Drafted into the army in 1942, Ellis later was transferred to the Army Air Forces and was a top administrator with the first all-black Army Air Forces unit.
Ellis was the only enlisted member in the 301st Fighter Squadron, rising to staff sergeant and becoming an integral member of the 332nd Fighter Group -- also known as the Tuskegee Airmen.
"He was very opinionated, very outspoken," Rick Sinkfield, the national spokesman for Tuskegee Airmen Inc., told the San Antonio Express-News. "He realized he was in the segregated military at the time and so he was very aware all eyes were on those guys to do well."
Ellis was known for his approachable and easygoing nature, and endured racism from white officers during the war -- knowing the importance of proving his all-black unit could succeed.
Ellis knew that "all eyes were on those guys to do well, so he wanted to make sure that they were taken care of," Sinkfield said. "And try to help them avoid conflicts with the white officers.
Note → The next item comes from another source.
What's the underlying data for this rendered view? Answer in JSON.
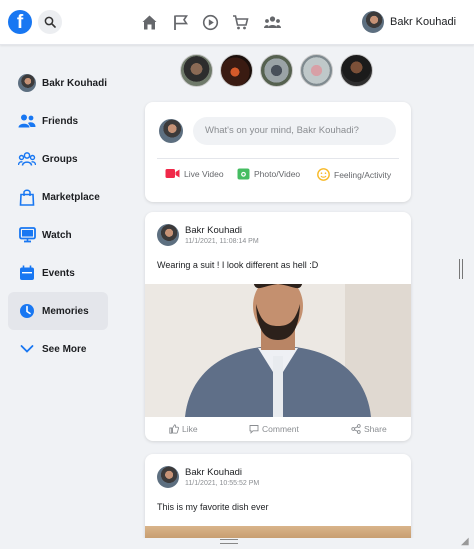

They had a problem with black people flying aircraft at the time, so he was very aware of that."
His unit conducted 15,533 sorties, had 112 aerial kills, 96 Distinguished Flying Crosses and three Presidential Unit Citations.
After the military, Ellis worked for the U.S. Postal Service and led a jazz quintet, playing the piano professionally. He was named "Man of the Year" at St. Paul Methodist Church, where he also served as the first president of Methodist Men.
"He was really approachable, really easy to meet. He made people feel real good. What he would do is he would see an older person, a person who was holder than him, and say, 'How are you doing, young man? How are you doing, young lady,'" Janice Stallings, Ellis' daughter, said.
"He was like that. Very friendly. Too friendly sometimes. Its just that he would slow you down if you tried to take him someplace."
Ellis is scheduled to be buried will full military honors on Friday at 9 a.m. at Fort Sam Houston National Cemetery.
Five surviving members of the Tuskegee Airmen remain in San Antonio -- James Bynum, 97; Theodore Johnson, 93; James Kelly, 89; Eugene Derricotte, 91 and Dr. Granville Coggs, 92.